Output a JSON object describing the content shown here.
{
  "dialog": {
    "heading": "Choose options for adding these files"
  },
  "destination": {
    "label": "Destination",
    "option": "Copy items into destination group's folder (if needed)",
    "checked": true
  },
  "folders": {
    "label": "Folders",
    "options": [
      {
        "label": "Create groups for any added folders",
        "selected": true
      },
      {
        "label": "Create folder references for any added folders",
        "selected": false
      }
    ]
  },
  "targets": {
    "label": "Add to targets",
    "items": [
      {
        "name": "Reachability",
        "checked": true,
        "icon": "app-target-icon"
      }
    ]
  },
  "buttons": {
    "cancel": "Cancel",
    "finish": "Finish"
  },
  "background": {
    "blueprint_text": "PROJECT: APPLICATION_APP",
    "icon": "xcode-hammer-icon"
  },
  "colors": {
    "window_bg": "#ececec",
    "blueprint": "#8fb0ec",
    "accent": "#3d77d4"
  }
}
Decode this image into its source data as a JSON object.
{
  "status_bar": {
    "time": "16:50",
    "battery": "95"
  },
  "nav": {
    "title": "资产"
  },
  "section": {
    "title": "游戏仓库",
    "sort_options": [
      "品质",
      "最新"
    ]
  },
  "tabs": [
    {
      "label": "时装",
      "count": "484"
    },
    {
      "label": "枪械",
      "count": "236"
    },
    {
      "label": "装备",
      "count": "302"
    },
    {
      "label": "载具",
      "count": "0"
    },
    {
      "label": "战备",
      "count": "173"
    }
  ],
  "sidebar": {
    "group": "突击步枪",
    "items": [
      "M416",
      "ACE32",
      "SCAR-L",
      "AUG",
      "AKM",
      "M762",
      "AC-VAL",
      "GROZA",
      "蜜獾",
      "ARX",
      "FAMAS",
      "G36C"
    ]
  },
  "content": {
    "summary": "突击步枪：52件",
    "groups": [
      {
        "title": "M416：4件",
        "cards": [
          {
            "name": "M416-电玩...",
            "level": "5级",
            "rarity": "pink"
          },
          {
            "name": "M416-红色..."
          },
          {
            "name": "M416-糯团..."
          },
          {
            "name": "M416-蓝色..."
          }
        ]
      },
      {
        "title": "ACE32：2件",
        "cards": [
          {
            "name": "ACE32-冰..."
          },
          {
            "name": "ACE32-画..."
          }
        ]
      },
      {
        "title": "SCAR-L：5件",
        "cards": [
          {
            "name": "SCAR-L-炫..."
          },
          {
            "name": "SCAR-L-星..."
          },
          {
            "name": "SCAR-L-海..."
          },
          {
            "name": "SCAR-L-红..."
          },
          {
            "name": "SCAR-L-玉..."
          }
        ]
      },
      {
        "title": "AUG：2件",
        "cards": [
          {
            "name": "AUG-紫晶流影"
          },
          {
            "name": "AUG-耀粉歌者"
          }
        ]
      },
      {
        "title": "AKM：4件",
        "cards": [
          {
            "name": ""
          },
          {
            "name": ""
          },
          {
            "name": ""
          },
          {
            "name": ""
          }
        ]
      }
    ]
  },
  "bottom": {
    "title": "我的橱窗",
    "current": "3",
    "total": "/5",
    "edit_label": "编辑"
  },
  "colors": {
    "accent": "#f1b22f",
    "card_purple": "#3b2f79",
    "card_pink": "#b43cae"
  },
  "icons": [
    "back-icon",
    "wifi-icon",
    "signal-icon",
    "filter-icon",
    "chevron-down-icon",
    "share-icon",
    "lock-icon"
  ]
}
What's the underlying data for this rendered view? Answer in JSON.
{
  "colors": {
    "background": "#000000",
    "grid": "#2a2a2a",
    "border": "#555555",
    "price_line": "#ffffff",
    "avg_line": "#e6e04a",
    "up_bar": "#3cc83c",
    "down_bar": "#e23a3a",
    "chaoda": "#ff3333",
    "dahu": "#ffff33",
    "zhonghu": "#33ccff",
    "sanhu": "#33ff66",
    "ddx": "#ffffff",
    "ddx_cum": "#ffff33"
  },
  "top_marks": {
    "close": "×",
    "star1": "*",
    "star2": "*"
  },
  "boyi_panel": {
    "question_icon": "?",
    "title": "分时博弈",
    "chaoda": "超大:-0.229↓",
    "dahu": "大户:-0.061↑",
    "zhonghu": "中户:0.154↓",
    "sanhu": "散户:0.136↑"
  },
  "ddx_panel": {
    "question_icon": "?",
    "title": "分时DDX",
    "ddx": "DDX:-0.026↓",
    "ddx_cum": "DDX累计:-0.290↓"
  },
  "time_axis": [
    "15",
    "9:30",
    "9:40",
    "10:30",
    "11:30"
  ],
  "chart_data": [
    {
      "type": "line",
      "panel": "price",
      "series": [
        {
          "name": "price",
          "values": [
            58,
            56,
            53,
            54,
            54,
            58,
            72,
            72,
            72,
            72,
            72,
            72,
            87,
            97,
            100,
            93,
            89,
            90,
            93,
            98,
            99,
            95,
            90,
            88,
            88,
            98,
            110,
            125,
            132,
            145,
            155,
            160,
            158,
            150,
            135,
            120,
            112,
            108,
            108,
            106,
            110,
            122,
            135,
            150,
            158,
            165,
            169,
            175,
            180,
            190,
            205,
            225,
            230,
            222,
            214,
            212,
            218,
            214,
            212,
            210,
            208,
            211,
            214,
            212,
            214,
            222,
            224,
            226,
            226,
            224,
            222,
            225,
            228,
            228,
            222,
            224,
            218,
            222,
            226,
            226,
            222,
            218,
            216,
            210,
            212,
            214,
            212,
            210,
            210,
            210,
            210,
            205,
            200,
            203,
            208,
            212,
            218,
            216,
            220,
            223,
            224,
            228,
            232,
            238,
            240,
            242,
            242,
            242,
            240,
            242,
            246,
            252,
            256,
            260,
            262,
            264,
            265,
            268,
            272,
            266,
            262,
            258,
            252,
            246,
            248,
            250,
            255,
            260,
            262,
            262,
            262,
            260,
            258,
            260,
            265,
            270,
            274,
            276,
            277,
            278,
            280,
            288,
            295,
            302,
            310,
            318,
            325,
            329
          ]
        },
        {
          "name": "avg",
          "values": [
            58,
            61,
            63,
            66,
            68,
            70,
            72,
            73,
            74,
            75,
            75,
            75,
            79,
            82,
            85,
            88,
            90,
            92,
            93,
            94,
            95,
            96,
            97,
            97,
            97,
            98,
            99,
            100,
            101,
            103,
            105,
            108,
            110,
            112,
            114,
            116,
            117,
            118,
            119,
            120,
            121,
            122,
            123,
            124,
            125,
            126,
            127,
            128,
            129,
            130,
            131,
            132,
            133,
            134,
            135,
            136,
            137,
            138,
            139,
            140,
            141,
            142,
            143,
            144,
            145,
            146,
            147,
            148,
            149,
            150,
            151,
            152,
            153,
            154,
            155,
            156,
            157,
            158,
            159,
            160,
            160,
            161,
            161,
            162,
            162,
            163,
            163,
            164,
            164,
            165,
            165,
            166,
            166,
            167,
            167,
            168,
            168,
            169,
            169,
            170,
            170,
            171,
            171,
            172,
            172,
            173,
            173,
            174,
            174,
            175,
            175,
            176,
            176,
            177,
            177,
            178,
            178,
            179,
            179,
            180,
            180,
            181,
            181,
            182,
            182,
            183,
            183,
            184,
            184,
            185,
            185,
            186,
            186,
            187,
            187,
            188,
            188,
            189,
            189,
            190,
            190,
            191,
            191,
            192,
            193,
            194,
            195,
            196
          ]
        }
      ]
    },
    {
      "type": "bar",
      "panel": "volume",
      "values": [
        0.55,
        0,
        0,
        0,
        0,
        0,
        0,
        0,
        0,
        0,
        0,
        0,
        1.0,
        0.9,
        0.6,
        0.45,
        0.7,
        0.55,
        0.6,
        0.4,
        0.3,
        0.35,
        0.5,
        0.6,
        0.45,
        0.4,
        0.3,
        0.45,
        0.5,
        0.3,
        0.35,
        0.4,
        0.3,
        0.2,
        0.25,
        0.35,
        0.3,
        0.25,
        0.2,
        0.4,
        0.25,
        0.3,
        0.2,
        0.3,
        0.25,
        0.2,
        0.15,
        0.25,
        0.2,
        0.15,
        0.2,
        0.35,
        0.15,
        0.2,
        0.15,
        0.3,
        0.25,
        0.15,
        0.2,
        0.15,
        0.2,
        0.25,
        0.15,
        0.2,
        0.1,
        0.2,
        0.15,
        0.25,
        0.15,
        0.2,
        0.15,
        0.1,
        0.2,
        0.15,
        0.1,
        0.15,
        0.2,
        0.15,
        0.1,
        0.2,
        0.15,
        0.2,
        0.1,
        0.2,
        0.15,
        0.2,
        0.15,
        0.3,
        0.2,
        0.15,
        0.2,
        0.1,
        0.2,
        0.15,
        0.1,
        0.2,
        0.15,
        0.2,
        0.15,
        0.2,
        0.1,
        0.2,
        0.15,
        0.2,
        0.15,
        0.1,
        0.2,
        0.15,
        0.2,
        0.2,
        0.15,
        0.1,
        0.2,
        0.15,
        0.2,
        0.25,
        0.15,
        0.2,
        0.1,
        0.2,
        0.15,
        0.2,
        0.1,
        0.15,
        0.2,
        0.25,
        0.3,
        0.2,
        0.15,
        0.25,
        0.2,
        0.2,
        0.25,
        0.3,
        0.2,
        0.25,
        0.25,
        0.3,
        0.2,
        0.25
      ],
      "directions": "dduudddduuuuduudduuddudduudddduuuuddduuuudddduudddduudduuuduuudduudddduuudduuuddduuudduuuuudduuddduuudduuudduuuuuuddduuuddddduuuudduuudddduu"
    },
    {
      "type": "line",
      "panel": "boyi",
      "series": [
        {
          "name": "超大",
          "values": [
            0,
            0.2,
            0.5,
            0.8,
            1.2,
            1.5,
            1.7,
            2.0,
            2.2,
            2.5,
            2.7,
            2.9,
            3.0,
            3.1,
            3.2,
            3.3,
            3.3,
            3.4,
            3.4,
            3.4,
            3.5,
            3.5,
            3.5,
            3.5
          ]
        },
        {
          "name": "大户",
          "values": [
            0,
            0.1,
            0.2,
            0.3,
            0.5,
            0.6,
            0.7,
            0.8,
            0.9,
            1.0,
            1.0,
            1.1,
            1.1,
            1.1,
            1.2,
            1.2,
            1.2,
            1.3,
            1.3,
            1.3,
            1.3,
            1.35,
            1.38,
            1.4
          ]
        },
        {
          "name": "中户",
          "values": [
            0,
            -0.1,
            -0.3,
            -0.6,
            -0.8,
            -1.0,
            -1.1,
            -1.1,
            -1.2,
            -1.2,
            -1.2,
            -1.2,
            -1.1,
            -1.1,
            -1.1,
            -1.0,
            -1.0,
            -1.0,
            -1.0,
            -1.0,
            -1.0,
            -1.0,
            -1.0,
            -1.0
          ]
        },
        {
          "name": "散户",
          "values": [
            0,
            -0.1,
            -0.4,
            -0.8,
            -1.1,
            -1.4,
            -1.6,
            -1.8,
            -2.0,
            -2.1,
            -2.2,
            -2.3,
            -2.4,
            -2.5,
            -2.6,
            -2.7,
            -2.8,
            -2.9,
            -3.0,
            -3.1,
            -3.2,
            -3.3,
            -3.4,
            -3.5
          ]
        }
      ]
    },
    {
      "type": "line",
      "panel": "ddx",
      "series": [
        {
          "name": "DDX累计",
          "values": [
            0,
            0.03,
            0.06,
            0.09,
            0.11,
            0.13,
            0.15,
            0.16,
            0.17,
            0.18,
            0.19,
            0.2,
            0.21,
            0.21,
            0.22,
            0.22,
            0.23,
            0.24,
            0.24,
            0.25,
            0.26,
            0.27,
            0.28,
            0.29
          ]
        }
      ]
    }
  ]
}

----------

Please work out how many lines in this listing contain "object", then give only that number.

2